■ What is being asked: Look through the entries below and show every line containing the word "гімназія".
*** Opening Data to use ***
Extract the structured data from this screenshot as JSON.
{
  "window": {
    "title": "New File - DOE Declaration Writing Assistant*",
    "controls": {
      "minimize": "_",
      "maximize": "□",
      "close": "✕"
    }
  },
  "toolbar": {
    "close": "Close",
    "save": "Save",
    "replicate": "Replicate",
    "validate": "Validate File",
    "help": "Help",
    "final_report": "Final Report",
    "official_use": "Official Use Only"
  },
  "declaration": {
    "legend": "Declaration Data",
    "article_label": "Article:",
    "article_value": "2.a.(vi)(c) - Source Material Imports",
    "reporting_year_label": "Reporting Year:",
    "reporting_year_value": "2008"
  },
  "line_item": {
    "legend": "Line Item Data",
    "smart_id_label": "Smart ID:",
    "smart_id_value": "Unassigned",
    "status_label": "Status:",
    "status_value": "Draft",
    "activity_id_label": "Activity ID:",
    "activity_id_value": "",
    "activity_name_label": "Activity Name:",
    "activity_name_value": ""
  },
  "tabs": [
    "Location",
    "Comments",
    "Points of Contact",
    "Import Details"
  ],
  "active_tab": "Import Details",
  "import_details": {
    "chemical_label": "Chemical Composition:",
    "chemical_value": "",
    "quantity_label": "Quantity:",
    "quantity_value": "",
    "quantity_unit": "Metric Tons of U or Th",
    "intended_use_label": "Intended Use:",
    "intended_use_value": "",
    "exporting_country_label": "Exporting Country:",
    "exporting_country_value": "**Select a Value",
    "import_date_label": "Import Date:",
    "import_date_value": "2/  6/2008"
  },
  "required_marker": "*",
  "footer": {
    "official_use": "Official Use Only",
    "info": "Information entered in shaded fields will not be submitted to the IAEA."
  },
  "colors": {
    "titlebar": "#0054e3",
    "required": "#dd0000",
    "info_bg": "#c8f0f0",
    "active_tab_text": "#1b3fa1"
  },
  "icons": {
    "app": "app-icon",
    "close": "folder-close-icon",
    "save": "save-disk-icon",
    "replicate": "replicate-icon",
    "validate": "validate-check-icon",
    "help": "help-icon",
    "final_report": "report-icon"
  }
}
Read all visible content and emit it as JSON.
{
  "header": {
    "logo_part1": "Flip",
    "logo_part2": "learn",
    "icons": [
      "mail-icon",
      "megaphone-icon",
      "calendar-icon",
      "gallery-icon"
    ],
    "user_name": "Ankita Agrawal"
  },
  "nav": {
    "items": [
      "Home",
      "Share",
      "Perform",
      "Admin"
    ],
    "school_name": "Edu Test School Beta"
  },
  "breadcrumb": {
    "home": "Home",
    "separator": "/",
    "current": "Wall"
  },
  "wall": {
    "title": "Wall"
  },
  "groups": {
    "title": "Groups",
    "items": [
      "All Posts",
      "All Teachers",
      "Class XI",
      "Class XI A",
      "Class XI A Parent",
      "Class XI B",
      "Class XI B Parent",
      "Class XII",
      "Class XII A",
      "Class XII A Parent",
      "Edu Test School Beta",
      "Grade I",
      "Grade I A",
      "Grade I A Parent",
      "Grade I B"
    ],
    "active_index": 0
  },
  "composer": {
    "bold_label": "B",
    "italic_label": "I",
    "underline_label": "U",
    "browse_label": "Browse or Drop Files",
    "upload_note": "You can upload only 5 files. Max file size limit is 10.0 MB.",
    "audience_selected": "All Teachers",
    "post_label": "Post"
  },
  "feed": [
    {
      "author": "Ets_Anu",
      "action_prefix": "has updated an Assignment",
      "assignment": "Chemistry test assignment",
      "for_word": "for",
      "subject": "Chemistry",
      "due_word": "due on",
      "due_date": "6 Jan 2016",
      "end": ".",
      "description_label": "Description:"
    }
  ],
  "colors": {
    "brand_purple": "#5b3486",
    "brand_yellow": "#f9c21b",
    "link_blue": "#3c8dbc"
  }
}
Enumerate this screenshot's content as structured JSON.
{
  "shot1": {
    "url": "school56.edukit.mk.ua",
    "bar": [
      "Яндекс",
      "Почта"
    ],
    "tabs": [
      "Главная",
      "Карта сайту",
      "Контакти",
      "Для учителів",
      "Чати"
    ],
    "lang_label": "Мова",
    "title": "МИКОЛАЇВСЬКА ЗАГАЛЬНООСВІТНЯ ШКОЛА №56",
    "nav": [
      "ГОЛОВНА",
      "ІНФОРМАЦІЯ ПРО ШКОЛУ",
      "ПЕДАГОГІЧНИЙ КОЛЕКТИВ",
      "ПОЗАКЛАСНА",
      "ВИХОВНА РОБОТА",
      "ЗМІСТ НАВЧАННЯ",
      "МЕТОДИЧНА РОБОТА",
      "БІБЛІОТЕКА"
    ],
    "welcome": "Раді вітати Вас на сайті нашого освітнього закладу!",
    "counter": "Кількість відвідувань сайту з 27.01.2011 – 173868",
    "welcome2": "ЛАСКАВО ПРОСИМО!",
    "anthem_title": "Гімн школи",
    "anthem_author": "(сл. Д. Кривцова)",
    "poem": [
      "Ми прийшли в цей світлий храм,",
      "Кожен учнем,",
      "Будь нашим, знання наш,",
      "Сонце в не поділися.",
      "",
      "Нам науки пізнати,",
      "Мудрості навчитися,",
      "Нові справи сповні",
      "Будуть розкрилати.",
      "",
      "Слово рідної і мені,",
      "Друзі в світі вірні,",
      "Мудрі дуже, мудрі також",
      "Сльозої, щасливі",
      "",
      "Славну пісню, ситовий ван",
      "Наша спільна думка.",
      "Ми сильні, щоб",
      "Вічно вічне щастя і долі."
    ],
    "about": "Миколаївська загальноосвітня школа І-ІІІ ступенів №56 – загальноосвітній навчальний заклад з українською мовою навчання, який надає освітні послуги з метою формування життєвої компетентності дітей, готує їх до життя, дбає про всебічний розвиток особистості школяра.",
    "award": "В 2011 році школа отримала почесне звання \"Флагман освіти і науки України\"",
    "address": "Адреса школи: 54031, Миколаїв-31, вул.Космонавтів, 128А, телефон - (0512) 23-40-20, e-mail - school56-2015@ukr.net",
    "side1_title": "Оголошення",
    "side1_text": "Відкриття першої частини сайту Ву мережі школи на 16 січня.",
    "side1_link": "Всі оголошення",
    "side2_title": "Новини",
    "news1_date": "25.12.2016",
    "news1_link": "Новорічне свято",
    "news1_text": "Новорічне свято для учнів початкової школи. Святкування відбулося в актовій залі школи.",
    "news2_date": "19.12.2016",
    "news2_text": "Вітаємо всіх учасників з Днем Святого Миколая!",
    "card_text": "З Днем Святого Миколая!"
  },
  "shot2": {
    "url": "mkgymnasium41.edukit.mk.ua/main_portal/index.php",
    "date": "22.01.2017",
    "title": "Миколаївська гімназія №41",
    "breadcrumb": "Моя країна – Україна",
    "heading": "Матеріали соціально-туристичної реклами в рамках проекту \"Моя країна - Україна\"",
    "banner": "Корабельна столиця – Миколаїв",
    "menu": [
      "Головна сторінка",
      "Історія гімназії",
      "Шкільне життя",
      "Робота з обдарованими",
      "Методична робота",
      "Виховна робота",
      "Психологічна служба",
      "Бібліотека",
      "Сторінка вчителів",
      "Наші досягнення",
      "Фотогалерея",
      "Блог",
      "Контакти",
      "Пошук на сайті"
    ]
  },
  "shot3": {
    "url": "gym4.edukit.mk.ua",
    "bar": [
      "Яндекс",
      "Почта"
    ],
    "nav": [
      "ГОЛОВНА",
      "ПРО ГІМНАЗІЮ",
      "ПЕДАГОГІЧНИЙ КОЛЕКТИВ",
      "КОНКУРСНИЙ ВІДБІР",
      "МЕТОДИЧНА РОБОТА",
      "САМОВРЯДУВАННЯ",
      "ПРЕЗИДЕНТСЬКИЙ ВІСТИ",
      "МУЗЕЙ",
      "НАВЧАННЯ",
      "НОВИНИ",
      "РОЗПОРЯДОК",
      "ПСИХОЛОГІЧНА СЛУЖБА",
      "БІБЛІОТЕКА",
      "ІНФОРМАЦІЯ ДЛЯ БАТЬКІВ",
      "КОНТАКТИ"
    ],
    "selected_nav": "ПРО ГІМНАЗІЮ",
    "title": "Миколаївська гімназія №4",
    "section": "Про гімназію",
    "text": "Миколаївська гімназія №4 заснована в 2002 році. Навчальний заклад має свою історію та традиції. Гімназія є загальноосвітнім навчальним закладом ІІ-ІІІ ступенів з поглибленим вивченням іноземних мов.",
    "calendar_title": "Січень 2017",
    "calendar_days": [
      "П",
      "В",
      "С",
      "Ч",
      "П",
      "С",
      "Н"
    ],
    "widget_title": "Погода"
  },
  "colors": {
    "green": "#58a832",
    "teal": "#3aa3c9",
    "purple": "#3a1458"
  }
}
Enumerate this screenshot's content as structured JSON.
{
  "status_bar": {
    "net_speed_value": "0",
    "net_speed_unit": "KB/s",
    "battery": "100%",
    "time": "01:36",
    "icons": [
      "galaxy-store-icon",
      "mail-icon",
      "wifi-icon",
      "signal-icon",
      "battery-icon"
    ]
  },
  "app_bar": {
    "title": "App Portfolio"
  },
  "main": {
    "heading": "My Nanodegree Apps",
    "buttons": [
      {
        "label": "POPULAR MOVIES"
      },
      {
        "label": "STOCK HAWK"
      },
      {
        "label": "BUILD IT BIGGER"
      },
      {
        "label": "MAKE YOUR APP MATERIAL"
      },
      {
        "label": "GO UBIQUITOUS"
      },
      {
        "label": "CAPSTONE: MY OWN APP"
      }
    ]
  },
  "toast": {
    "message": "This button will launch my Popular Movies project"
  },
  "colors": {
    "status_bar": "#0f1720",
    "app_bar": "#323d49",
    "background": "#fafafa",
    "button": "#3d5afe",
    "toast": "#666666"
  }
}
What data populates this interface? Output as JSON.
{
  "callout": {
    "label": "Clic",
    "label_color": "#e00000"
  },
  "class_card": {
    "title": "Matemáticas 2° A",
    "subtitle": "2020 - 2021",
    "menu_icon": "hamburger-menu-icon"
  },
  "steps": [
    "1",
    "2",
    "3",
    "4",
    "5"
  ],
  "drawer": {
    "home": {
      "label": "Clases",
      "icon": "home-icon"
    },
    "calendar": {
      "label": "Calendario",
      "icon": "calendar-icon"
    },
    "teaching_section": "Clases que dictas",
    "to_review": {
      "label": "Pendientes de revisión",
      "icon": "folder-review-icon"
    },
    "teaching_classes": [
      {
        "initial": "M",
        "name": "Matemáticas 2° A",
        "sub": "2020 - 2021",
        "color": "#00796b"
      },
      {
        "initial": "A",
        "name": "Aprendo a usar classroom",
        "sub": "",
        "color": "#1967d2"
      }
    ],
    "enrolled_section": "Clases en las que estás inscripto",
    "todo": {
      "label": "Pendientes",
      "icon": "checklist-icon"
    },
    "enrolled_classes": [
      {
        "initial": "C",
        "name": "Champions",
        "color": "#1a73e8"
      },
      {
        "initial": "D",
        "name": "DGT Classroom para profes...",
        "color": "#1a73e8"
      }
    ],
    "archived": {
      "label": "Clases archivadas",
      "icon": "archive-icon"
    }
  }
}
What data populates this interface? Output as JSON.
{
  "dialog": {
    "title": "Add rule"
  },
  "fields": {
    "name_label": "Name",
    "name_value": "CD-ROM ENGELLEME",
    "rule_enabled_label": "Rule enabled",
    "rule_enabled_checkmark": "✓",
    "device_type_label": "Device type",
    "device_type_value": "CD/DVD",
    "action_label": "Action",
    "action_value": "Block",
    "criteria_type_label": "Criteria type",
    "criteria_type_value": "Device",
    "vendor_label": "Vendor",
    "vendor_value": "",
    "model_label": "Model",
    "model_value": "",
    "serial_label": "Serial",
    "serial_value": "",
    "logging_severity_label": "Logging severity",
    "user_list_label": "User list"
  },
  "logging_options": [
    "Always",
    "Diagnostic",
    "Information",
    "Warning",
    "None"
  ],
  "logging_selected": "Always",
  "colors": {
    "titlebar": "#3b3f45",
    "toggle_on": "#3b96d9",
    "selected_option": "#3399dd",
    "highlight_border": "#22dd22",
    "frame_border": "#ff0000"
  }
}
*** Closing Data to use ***
■ Answer space:
    "title": "Миколаївська гімназія №41",
    "title": "Миколаївська гімназія №4",
    "text": "Миколаївська гімназія №4 заснована в 2002 році. Навчальний заклад має свою історію та традиції. Гімназія є загальноосвітнім навчальним закладом ІІ-ІІІ ступенів з поглибленим вивченням іноземних мов.",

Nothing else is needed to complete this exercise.